The place was jumping with excitement.

The middle school boys returned with the pop and passed one up through the crowd to Grandpa along with his change.

The whistle blew for the kickoff, and the first play of the first game was underway. The volume quieted significantly, though, when our jittery home team fumbled the kick return and the other team managed to convert the turnover into a touchdown. Ouch--that was not how the first game on the new field was supposed to start.

The middle schoolers looked around restlessly, sipping their pop from straws.

"Grandpa," Jacob called, "can we go down and hang out under the bleachers?"

"No!" came the gruff reply. "We came here tonight to watch a ball game, and that's just what we're going to do. Now you boys just sit down and get comfortable!"

Meanwhile, a swift-footed Corvallis boy had broken a tackle and was running the length of the field with several defenders in hot pursuit. The crowd leapt to their feet, apparently attempting to propel the young man forward with the sheer volume of their cheers. It worked. Touchdown. Grandpa nearly spilled his pop in the excitement. Less than two minutes had passed and the score was tied at seven. We were back in the game.

After only one quarter of play, I was done--just not feeling well at all, but glad i had at least made an appearance. If you want to work with teenagers, this is just what you do on Friday nights in Autumn. Andy left to drive up to Stevensville to likewise make an appearance at that game. I gathered the kids to walk back home, only two blocks away.

I haven't heard what the final score was (and honestly, I don't really care), but from our apartment, we could hear the crowd erupt in unison into wild cheers several more times over the next hour and a half or so. It seriously sounded like the Superbowl.

Ah, rural life.

3 comments:

AmberJ said...

Having grown up in a small town, i miss those nights. Seeing everyone you know -- and most you saw just a few hours prior at school -- and cheering on the team like they were as famous as the NFL team we all watch on Sunday...
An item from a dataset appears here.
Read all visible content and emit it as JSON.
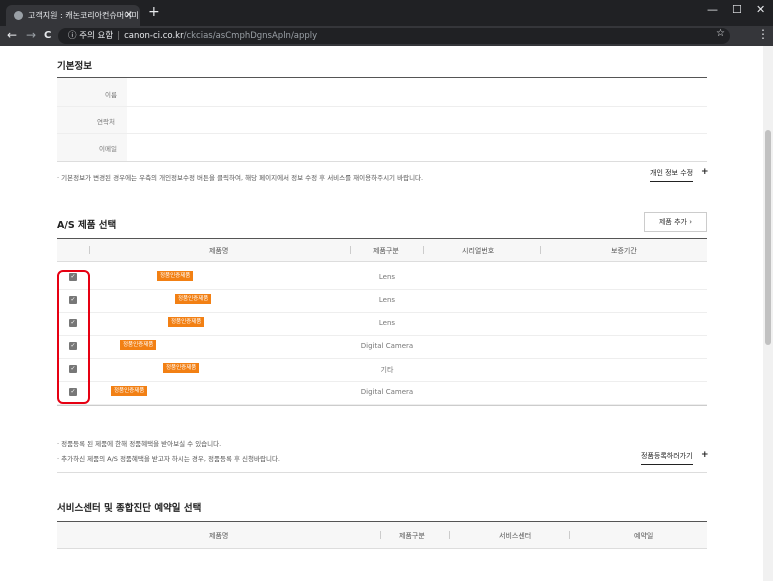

Good times.

AmberJ said...

although its never as enjoyable when you're not feeling well. Sorry you're sick!

Anonymous said...

That's a big diff between Canada and the U.S. We don't come out to high school sporting events very much. One small exception was Ron and Jon's New Norway High School baskedball. The next town (in the same county) was their greatest rival. Whoever won would go all the way to Provincials!

Hockey is not played at schools (costs, and insurance reasons) or it might be better attended. Hockey kids travel long distances to play so not a lot of parents, let alone others, attend games. Even home games can be at bad hours like early Sat or Sun morning.

So we sit at home and watch professionals do their sports for our entertainment.
Uncle Ed